Although there is no standard definition of cancer recurrence, it is generally understood to refer to a cancer diagnosis following a period of remission. A cancer recurrence may be a secondary cancer or a new cancer diagnosis.
It is important to understand the frequency and variations in recurrence at a population level and specifically for Aboriginal and Torres Strait Islander peoples.
It is already known that Aboriginal and Torres Strait Islander peoples are more likely than other Australians to be diagnosed when cancer is at an advanced stage of development.1 Linking recurrence to stage at diagnosis, treatments received and relative survival can provide a more complete picture of the efficacy of cancer care.
There are particular challenges for people living in remote locations in accessing specialists for follow-up after cancer treatment finishes. At rural and remote health clinics, unscheduled reviews may involve multiple steps to organise and can be influenced by outreach assessment and appointment wait times. Cultural obligations for Aboriginal and Torres Strait Islander people may also affect when a patient can attend a specialist appointment, which may delay timely investigations and any subsequent treatment.
Fear of cancer recurrence is an important aspect of cancer survivorship for all Australians.2 Understanding the frequency of recurrence can provide an evidence base for follow-up and psychosocial care provided to cancer survivors.
There are currently no national data available for this indicator.
Cancer Australia is exploring approaches to the development and reporting of national cancer recurrence data as part of its Stage, Treatment and Recurrence (STaR) project.
Cancer Australia. Optimal Care Pathway for Aboriginal and Torres Strait Islander people with cancer. Step 5: Care after initial treatment and recovery; Step 6: Managing recurrent, residual or metastatic disease.

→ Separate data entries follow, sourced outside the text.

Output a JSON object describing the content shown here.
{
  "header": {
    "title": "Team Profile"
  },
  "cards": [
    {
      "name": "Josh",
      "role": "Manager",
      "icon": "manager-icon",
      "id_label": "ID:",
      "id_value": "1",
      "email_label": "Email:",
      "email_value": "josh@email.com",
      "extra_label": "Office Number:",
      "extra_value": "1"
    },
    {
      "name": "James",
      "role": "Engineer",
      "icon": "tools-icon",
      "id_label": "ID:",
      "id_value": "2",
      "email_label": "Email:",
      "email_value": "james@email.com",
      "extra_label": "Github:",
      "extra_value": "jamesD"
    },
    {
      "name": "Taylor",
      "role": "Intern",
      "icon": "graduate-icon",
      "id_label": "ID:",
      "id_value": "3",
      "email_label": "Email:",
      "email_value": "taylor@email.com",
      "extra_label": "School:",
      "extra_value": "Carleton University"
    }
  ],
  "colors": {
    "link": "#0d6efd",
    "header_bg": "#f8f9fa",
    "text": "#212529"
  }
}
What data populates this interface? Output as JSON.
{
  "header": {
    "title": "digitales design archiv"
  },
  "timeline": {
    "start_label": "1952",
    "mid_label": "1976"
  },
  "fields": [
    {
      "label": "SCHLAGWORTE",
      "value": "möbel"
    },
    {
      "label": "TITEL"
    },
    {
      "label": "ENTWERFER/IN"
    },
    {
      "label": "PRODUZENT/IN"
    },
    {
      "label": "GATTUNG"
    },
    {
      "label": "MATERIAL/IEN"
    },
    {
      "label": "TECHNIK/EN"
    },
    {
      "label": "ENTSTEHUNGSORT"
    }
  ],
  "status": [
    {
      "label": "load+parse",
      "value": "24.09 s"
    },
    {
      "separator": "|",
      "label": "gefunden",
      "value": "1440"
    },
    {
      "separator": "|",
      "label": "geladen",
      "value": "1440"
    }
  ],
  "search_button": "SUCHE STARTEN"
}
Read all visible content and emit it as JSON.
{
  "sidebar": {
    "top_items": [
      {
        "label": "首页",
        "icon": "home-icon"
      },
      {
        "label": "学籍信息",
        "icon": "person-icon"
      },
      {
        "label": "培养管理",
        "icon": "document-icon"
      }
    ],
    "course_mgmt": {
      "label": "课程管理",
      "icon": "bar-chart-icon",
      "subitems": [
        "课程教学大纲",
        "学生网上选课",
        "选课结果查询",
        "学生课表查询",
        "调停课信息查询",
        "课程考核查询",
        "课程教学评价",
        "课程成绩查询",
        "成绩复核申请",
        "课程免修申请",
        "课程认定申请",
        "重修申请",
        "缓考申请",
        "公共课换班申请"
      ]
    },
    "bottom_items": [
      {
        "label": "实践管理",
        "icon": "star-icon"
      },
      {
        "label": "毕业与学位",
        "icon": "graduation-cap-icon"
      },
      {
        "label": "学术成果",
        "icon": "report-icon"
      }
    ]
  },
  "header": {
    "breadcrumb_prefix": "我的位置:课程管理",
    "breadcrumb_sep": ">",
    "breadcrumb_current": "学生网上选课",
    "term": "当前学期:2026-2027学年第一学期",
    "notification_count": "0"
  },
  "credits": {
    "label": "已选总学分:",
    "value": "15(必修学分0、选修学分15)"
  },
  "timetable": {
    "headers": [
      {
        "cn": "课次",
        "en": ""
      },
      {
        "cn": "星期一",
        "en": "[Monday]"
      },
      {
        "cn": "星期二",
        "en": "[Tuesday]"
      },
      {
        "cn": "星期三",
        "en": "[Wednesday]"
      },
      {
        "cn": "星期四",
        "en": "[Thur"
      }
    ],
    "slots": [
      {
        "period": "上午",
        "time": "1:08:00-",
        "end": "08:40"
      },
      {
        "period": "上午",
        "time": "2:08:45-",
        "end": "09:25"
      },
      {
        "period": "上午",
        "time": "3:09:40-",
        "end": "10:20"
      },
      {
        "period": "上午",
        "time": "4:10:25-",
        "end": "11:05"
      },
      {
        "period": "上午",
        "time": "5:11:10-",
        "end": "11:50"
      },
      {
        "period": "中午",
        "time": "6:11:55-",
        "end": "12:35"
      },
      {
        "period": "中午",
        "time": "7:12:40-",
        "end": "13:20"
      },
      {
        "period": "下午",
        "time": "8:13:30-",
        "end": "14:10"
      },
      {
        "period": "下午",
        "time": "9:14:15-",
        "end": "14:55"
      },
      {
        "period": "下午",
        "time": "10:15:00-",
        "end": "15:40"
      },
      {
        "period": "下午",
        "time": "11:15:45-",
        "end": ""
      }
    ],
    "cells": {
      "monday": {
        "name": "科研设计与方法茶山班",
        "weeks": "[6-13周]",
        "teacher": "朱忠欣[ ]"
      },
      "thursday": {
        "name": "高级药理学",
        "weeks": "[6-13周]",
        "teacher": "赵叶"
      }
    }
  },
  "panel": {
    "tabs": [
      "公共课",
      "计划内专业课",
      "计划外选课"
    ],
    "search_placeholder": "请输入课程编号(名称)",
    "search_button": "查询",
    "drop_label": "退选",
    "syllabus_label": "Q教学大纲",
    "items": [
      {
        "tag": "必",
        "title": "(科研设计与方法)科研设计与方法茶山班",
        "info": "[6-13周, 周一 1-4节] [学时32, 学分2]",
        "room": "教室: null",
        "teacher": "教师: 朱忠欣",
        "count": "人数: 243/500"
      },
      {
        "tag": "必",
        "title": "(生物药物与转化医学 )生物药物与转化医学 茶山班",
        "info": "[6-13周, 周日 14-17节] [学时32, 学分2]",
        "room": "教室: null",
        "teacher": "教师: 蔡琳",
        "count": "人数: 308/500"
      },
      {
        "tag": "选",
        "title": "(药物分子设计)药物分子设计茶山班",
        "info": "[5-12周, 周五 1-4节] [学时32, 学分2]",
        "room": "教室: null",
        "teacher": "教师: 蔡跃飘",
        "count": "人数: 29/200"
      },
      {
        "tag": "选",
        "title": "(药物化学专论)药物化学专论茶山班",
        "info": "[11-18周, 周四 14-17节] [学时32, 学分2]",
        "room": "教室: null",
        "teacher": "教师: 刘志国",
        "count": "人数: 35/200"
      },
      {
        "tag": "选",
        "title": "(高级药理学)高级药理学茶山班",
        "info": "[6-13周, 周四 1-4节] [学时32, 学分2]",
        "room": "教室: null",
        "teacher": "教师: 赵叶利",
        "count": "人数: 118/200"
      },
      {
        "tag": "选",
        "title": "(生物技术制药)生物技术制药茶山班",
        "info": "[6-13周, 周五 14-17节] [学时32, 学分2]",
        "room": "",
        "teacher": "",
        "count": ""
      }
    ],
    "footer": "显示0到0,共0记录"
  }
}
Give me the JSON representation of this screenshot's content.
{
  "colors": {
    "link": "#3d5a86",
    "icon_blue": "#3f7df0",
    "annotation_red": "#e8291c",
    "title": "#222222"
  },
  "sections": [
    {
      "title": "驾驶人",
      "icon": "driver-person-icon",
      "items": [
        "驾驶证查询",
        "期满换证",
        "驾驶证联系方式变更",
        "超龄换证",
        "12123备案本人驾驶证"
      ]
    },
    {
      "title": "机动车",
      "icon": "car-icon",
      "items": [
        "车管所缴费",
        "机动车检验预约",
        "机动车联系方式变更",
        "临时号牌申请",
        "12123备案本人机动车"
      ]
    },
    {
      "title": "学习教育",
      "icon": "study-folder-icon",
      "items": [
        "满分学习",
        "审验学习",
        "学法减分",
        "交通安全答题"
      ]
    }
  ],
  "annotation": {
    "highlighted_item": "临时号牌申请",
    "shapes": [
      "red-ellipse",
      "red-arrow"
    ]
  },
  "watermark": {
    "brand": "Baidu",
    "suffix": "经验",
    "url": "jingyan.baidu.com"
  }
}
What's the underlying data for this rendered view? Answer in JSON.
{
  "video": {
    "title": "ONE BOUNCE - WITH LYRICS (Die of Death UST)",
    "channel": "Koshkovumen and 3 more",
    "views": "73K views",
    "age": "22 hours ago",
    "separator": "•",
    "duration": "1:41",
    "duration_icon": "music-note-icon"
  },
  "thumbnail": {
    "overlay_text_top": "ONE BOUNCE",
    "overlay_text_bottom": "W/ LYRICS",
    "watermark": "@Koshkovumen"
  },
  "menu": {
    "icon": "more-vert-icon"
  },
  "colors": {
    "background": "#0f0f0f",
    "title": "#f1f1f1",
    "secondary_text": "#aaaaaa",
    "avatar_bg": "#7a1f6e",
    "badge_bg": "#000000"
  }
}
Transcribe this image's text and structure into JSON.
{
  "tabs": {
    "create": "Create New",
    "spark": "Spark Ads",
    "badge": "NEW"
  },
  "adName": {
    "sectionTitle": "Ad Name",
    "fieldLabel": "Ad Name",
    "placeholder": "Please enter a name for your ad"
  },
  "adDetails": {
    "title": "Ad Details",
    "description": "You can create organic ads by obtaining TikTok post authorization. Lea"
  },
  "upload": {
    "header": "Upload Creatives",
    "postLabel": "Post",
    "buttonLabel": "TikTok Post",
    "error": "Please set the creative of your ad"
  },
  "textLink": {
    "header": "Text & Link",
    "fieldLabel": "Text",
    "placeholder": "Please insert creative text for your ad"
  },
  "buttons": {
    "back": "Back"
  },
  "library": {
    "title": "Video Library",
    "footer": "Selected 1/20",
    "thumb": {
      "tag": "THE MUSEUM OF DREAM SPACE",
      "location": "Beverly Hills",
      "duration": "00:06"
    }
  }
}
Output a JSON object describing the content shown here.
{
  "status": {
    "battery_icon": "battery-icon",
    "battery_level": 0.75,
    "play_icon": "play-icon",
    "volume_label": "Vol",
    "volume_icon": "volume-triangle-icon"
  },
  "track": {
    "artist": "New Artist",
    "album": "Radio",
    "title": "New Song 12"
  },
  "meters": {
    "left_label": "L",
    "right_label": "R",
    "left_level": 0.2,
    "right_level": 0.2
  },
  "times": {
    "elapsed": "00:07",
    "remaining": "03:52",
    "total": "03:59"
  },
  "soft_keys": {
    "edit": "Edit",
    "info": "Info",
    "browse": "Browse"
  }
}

Cancer Australia - Information on the STaR project
1. Diaz A, Whop L, Valery P et al. Cancer outcomes for Aboriginal and Torres Strait Islander Australians in rural and remote areas. Aust J Rur Health. 2014;23(1):4–18.
2. Cancer Australia. Recommendations for the identification and management of fear of cancer recurrence in adult cancer survivors. Sydney: Cancer Australia. 2014.